(Interface dataset entries)
——————

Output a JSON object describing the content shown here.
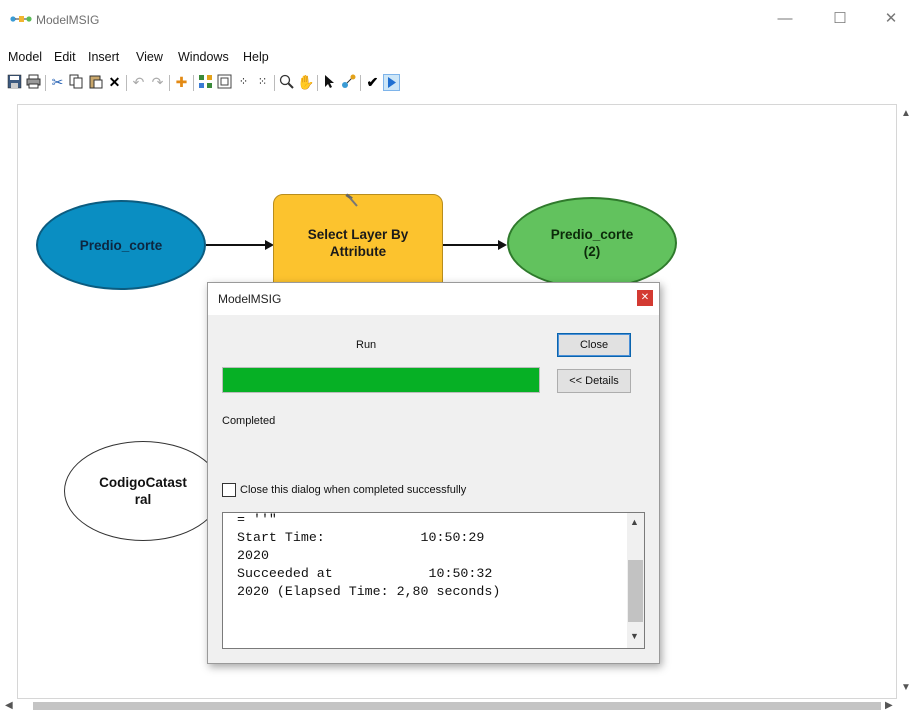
{
  "window": {
    "title": "ModelMSIG",
    "minimize_glyph": "—",
    "maximize_glyph": "☐",
    "close_glyph": "✕"
  },
  "menu": [
    "Model",
    "Edit",
    "Insert",
    "View",
    "Windows",
    "Help"
  ],
  "toolbar_icons": [
    "save-icon",
    "print-icon",
    "cut-icon",
    "copy-icon",
    "paste-icon",
    "delete-icon",
    "undo-icon",
    "redo-icon",
    "add-data-icon",
    "auto-layout-icon",
    "full-extent-icon",
    "zoom-in-fixed-icon",
    "zoom-out-fixed-icon",
    "zoom-icon",
    "pan-icon",
    "select-icon",
    "connect-icon",
    "validate-icon",
    "run-icon"
  ],
  "model": {
    "nodes": {
      "input": "Predio_corte",
      "tool": "Select Layer By\nAttribute",
      "output": "Predio_corte\n(2)",
      "parameter": "CodigoCatast\nral"
    },
    "colors": {
      "input": "#0a8ec2",
      "tool": "#fcc32e",
      "output": "#62c25e",
      "parameter": "#ffffff"
    }
  },
  "dialog": {
    "title": "ModelMSIG",
    "run_label": "Run",
    "close_button": "Close",
    "details_button": "<< Details",
    "progress": 1.0,
    "progress_color": "#06b025",
    "status": "Completed",
    "checkbox_label": "Close this dialog when completed successfully",
    "checkbox_checked": false,
    "log": [
      "= ''\"",
      "Start Time:            10:50:29",
      "2020",
      "Succeeded at            10:50:32",
      "2020 (Elapsed Time: 2,80 seconds)"
    ]
  }
}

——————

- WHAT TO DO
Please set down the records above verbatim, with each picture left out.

- OUTPUT BELOW
Output a JSON object describing the content shown here.
{
  "window": {
    "title": "ModelMSIG",
    "minimize_glyph": "—",
    "maximize_glyph": "☐",
    "close_glyph": "✕"
  },
  "menu": [
    "Model",
    "Edit",
    "Insert",
    "View",
    "Windows",
    "Help"
  ],
  "toolbar_icons": [
    "save-icon",
    "print-icon",
    "cut-icon",
    "copy-icon",
    "paste-icon",
    "delete-icon",
    "undo-icon",
    "redo-icon",
    "add-data-icon",
    "auto-layout-icon",
    "full-extent-icon",
    "zoom-in-fixed-icon",
    "zoom-out-fixed-icon",
    "zoom-icon",
    "pan-icon",
    "select-icon",
    "connect-icon",
    "validate-icon",
    "run-icon"
  ],
  "model": {
    "nodes": {
      "input": "Predio_corte",
      "tool": "Select Layer By\nAttribute",
      "output": "Predio_corte\n(2)",
      "parameter": "CodigoCatast\nral"
    },
    "colors": {
      "input": "#0a8ec2",
      "tool": "#fcc32e",
      "output": "#62c25e",
      "parameter": "#ffffff"
    }
  },
  "dialog": {
    "title": "ModelMSIG",
    "run_label": "Run",
    "close_button": "Close",
    "details_button": "<< Details",
    "progress": 1.0,
    "progress_color": "#06b025",
    "status": "Completed",
    "checkbox_label": "Close this dialog when completed successfully",
    "checkbox_checked": false,
    "log": [
      "= ''\"",
      "Start Time:            10:50:29",
      "2020",
      "Succeeded at            10:50:32",
      "2020 (Elapsed Time: 2,80 seconds)"
    ]
  }
}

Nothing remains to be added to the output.